- Data extracts -
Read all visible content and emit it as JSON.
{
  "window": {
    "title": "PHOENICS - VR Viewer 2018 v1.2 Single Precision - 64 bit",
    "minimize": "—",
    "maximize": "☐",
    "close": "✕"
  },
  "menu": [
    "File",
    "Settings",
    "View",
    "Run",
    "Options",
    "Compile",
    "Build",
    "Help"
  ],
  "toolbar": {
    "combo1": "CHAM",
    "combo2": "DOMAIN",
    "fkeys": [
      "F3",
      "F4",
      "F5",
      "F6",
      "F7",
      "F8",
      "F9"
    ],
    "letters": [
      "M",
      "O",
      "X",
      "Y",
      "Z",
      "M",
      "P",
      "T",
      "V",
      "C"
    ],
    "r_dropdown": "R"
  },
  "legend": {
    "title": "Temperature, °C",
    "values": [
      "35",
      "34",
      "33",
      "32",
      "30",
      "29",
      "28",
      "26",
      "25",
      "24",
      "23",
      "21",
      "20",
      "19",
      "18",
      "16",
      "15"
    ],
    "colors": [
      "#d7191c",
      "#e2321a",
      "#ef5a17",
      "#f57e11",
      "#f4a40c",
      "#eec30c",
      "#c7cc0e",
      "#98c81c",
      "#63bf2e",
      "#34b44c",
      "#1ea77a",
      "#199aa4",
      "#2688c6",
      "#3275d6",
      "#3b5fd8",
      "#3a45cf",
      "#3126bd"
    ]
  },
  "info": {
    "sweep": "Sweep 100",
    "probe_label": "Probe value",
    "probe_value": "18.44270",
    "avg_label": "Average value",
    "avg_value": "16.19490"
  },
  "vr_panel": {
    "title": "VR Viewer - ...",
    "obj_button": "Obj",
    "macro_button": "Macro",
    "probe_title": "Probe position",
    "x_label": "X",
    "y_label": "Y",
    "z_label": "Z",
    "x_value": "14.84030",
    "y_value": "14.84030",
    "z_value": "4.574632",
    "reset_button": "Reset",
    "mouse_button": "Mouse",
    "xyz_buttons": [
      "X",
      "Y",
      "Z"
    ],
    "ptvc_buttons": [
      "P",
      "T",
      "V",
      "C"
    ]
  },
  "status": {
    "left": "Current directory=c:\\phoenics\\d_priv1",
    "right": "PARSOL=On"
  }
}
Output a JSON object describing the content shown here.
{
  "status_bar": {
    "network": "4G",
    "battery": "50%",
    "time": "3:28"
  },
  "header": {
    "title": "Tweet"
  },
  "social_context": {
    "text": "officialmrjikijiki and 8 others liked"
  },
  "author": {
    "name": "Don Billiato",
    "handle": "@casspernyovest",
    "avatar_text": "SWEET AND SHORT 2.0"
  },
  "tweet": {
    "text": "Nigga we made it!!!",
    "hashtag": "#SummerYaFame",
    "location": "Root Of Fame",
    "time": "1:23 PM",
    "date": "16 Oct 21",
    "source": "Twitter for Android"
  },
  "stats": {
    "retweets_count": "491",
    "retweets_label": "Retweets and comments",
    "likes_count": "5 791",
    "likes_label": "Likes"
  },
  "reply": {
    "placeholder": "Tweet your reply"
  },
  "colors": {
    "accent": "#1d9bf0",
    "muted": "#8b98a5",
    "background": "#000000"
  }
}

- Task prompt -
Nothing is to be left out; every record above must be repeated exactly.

- Solution to the exercise -
Read all visible content and emit it as JSON.
{
  "window": {
    "title": "PHOENICS - VR Viewer 2018 v1.2 Single Precision - 64 bit",
    "minimize": "—",
    "maximize": "☐",
    "close": "✕"
  },
  "menu": [
    "File",
    "Settings",
    "View",
    "Run",
    "Options",
    "Compile",
    "Build",
    "Help"
  ],
  "toolbar": {
    "combo1": "CHAM",
    "combo2": "DOMAIN",
    "fkeys": [
      "F3",
      "F4",
      "F5",
      "F6",
      "F7",
      "F8",
      "F9"
    ],
    "letters": [
      "M",
      "O",
      "X",
      "Y",
      "Z",
      "M",
      "P",
      "T",
      "V",
      "C"
    ],
    "r_dropdown": "R"
  },
  "legend": {
    "title": "Temperature, °C",
    "values": [
      "35",
      "34",
      "33",
      "32",
      "30",
      "29",
      "28",
      "26",
      "25",
      "24",
      "23",
      "21",
      "20",
      "19",
      "18",
      "16",
      "15"
    ],
    "colors": [
      "#d7191c",
      "#e2321a",
      "#ef5a17",
      "#f57e11",
      "#f4a40c",
      "#eec30c",
      "#c7cc0e",
      "#98c81c",
      "#63bf2e",
      "#34b44c",
      "#1ea77a",
      "#199aa4",
      "#2688c6",
      "#3275d6",
      "#3b5fd8",
      "#3a45cf",
      "#3126bd"
    ]
  },
  "info": {
    "sweep": "Sweep 100",
    "probe_label": "Probe value",
    "probe_value": "18.44270",
    "avg_label": "Average value",
    "avg_value": "16.19490"
  },
  "vr_panel": {
    "title": "VR Viewer - ...",
    "obj_button": "Obj",
    "macro_button": "Macro",
    "probe_title": "Probe position",
    "x_label": "X",
    "y_label": "Y",
    "z_label": "Z",
    "x_value": "14.84030",
    "y_value": "14.84030",
    "z_value": "4.574632",
    "reset_button": "Reset",
    "mouse_button": "Mouse",
    "xyz_buttons": [
      "X",
      "Y",
      "Z"
    ],
    "ptvc_buttons": [
      "P",
      "T",
      "V",
      "C"
    ]
  },
  "status": {
    "left": "Current directory=c:\\phoenics\\d_priv1",
    "right": "PARSOL=On"
  }
}
Output a JSON object describing the content shown here.
{
  "status_bar": {
    "network": "4G",
    "battery": "50%",
    "time": "3:28"
  },
  "header": {
    "title": "Tweet"
  },
  "social_context": {
    "text": "officialmrjikijiki and 8 others liked"
  },
  "author": {
    "name": "Don Billiato",
    "handle": "@casspernyovest",
    "avatar_text": "SWEET AND SHORT 2.0"
  },
  "tweet": {
    "text": "Nigga we made it!!!",
    "hashtag": "#SummerYaFame",
    "location": "Root Of Fame",
    "time": "1:23 PM",
    "date": "16 Oct 21",
    "source": "Twitter for Android"
  },
  "stats": {
    "retweets_count": "491",
    "retweets_label": "Retweets and comments",
    "likes_count": "5 791",
    "likes_label": "Likes"
  },
  "reply": {
    "placeholder": "Tweet your reply"
  },
  "colors": {
    "accent": "#1d9bf0",
    "muted": "#8b98a5",
    "background": "#000000"
  }
}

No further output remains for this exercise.